-------- Material for this task
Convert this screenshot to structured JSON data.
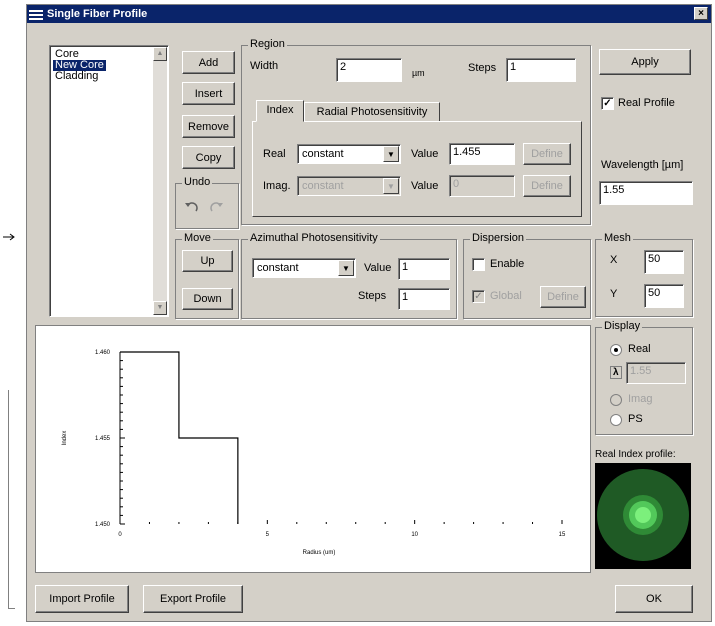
{
  "window": {
    "title": "Single Fiber Profile",
    "close_glyph": "×"
  },
  "layers": {
    "items": [
      "Core",
      "New Core",
      "Cladding"
    ],
    "selected_index": 1
  },
  "layer_buttons": {
    "add": "Add",
    "insert": "Insert",
    "remove": "Remove",
    "copy": "Copy"
  },
  "undo": {
    "label": "Undo"
  },
  "move": {
    "label": "Move",
    "up": "Up",
    "down": "Down"
  },
  "region": {
    "label": "Region",
    "width_label": "Width",
    "width_value": "2",
    "width_unit": "µm",
    "steps_label": "Steps",
    "steps_value": "1"
  },
  "index_tabs": {
    "tab1": "Index",
    "tab2": "Radial Photosensitivity"
  },
  "index": {
    "real_label": "Real",
    "real_type": "constant",
    "real_value_label": "Value",
    "real_value": "1.455",
    "real_define": "Define",
    "imag_label": "Imag.",
    "imag_type": "constant",
    "imag_value_label": "Value",
    "imag_value": "0",
    "imag_define": "Define"
  },
  "azimuthal": {
    "label": "Azimuthal Photosensitivity",
    "type": "constant",
    "value_label": "Value",
    "value": "1",
    "steps_label": "Steps",
    "steps_value": "1"
  },
  "dispersion": {
    "label": "Dispersion",
    "enable_label": "Enable",
    "enable_checked": false,
    "global_label": "Global",
    "global_checked": true,
    "define": "Define"
  },
  "apply_button": "Apply",
  "real_profile": {
    "label": "Real Profile",
    "checked": true
  },
  "wavelength": {
    "label": "Wavelength [µm]",
    "value": "1.55"
  },
  "mesh": {
    "label": "Mesh",
    "x_label": "X",
    "x_value": "50",
    "y_label": "Y",
    "y_value": "50"
  },
  "display": {
    "label": "Display",
    "real": "Real",
    "lambda_value": "1.55",
    "imag": "Imag",
    "ps": "PS",
    "selected": "Real"
  },
  "profile_preview": {
    "label": "Real Index profile:"
  },
  "bottom_buttons": {
    "import": "Import Profile",
    "export": "Export Profile",
    "ok": "OK"
  },
  "chart_data": {
    "type": "line",
    "xlabel": "Radius (um)",
    "ylabel": "Index",
    "x_ticks": [
      "0",
      "5",
      "10",
      "15"
    ],
    "y_ticks": [
      "1.460",
      "1.455",
      "1.450"
    ],
    "xlim": [
      0,
      15
    ],
    "ylim": [
      1.45,
      1.46
    ],
    "series": [
      {
        "x": [
          0,
          2,
          2,
          4,
          4
        ],
        "y": [
          1.46,
          1.46,
          1.455,
          1.455,
          1.45
        ]
      }
    ]
  },
  "colors": {
    "dialog_bg": "#d4d0c8",
    "titlebar": "#0a246a",
    "selection": "#0a246a",
    "profile_outer": "#1f5a25",
    "profile_core": "#7cf07c"
  }
}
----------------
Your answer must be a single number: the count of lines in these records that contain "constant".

#### Task output
3